What kind of an ergonomic workstation can increase productivity?

If the expectation is increased productivity, then there is no short answer to this question. Investing in an ergonomic workstation demands examination because not all “ergonomic” workstations on the market today are designed with sound ergonomic engineering that stands the test of time. However, below are a few features to look for in a workstation if optimizing productivity is the goal.
  • The monitor array should be able to move all around the desktop, not just front to back and side to side. This enables the user to intuitively bring the image as close as needed, instead of adjusting body position to accommodate the eyes. If this is not a feature in a workstation, it defeats the purpose of having a workstation that is ergonomically designed.
  • The monitor array should be engineered to support multiple heavy displays. Each display should be fully and independently adjustable to tilt up and down and left and right. And each can also be independently turned from a portrait to a landscape position. Displays are a big investment for any institution. If the monitor mount is not engineered correctly, mechanisms can wear overtime. This leads to unstable positioning that leaves the monitors vulnerable to sagging and falling forward overtime which equates in down time and loss of productivity.
  • Each display should be easily and independently adjustable to meet the needs of each user. Complete flexibility is paramount for precise viewing and to achieve greater visual acuity. This is critical for all industries but especially when accurate diagnostics are critical.
  • The monitor array should be engineered to move easily and smoothly anywhere over the surface of the desktop. Hands adjustments should always be fluid and intuitive. If not properly engineered, incremental movements studder and will discourage users from moving the array to accommodate their eyes. Instead, the tendency will be to adjust body posture out of alignment, which in turn defeats the purpose of having a workstation that is ergonomically designed.

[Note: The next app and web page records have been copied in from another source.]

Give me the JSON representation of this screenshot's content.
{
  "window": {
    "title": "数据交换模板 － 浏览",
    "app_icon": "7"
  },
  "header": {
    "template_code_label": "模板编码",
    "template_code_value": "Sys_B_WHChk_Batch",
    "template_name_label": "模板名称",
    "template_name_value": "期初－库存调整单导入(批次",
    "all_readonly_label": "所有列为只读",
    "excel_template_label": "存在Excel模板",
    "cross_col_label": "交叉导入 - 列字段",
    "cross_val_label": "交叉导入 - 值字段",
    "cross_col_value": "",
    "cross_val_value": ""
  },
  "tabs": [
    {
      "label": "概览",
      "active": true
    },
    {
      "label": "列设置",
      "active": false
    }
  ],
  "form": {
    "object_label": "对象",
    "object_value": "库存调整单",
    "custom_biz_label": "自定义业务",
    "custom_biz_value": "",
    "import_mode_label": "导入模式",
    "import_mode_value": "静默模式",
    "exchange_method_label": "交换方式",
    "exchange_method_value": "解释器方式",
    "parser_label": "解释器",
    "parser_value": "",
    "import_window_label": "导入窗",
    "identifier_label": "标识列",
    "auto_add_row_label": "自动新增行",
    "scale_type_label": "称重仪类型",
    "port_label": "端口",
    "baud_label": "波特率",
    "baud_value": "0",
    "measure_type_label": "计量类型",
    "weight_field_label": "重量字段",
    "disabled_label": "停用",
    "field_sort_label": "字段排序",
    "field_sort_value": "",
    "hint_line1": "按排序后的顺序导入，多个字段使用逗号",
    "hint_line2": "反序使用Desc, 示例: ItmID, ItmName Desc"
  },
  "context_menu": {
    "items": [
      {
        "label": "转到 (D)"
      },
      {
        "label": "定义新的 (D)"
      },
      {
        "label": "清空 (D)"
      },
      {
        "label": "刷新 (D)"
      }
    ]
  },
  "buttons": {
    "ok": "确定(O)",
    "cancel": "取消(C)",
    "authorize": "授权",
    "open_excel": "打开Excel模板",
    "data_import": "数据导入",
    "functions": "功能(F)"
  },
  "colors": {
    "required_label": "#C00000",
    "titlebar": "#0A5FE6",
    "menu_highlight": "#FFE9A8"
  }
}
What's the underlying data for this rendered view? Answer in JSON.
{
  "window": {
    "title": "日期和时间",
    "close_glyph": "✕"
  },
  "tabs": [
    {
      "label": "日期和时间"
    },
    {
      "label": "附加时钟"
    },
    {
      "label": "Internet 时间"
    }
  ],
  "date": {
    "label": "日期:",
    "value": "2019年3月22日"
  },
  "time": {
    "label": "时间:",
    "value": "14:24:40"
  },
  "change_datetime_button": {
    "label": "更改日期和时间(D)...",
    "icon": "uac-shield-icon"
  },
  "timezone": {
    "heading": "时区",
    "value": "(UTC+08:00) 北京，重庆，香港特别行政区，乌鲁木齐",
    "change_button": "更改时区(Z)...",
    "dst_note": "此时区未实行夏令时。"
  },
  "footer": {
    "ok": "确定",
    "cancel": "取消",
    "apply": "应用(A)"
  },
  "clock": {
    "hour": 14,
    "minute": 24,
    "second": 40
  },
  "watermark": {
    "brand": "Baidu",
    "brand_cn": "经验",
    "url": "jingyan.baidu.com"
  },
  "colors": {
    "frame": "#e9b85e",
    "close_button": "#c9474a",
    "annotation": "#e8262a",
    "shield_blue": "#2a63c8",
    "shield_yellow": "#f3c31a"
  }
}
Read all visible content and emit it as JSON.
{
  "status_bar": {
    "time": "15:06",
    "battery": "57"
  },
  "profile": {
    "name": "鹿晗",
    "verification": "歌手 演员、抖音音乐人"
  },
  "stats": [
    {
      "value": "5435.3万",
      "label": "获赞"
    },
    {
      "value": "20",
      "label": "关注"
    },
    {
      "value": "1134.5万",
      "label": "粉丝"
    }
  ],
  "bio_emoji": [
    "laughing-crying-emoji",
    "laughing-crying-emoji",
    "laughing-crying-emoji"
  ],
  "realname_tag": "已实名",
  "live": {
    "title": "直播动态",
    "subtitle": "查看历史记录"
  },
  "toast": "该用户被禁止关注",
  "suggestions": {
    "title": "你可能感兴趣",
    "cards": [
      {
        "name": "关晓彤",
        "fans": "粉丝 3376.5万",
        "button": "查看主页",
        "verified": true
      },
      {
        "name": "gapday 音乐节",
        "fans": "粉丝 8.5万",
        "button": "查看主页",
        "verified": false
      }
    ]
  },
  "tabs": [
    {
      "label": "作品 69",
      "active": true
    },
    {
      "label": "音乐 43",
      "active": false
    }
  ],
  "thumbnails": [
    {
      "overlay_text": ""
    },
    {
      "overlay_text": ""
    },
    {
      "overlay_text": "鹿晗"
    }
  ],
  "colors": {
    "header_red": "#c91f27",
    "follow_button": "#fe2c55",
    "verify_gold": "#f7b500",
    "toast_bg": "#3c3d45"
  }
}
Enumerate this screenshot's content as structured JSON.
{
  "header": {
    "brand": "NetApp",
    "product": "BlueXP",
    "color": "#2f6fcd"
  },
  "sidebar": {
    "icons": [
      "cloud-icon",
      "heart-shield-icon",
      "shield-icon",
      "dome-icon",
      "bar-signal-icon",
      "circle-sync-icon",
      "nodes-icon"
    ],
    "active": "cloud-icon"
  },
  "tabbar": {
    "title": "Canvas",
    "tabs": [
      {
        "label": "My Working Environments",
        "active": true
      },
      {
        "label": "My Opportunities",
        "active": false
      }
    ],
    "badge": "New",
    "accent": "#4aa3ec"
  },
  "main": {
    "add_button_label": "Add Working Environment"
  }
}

The bottom-line

The medical field today is a competitive business environment and retaining radiologists and attaining patients is certainly a challenge. Controlling expenses while optimizing the allocation of resources is expected, reasonable, and leads to a healthy bottom-line. However, institutions that focus chiefly on expenditure and choose not to invest in contemporary strategies, may flourish in the short-term, but often struggle in the long-term. This is exceedingly evident in the radiology reading room, where keeping up with the latest technology is paramount to achieve optimal productivity.

Effective allocation of investment dollars in support of highly valued assets, such as Radiologists, is an important factor of the growing profitability of an institution. Neglecting to do so can have obvious adverse consequences. It is why many have taken the lead to act on behalf of their organization and purchase ergonomically designed workstations for not only their reading rooms but also in places where computer workers sit for long hours. Those who have done so, realized increased productivity resulting in a positive effect on one number most often cited as a barometer of successful business strategies…the bottom-line.
Work Cited:
1Oxenburgh, M. (1991). Increasing productivity and profit through health and safety. Australia: CCH International.

3World Health Organization. Physical inactivity: a global public health problem. Geneva: World Health Organization; 2008.

4Pennington Biomedical Research Center

7Applied Occupational and Environmental Hygiene, 13(4), pp. 212–213. Hendrick, H.W. (2003). Determining the cost-benefits of ergonomics projects and factors that lead to their success. Applied Ergonomics. 34(5): 419-427.

8Ergonomics ROI with Dr. Hedge | E2.]
Book Your Online Demo
An individual, live, online demo, and Q & A from the convenience of your home or office
Thank you! Your submission has been received!
Oops! Something went wrong while submitting the form.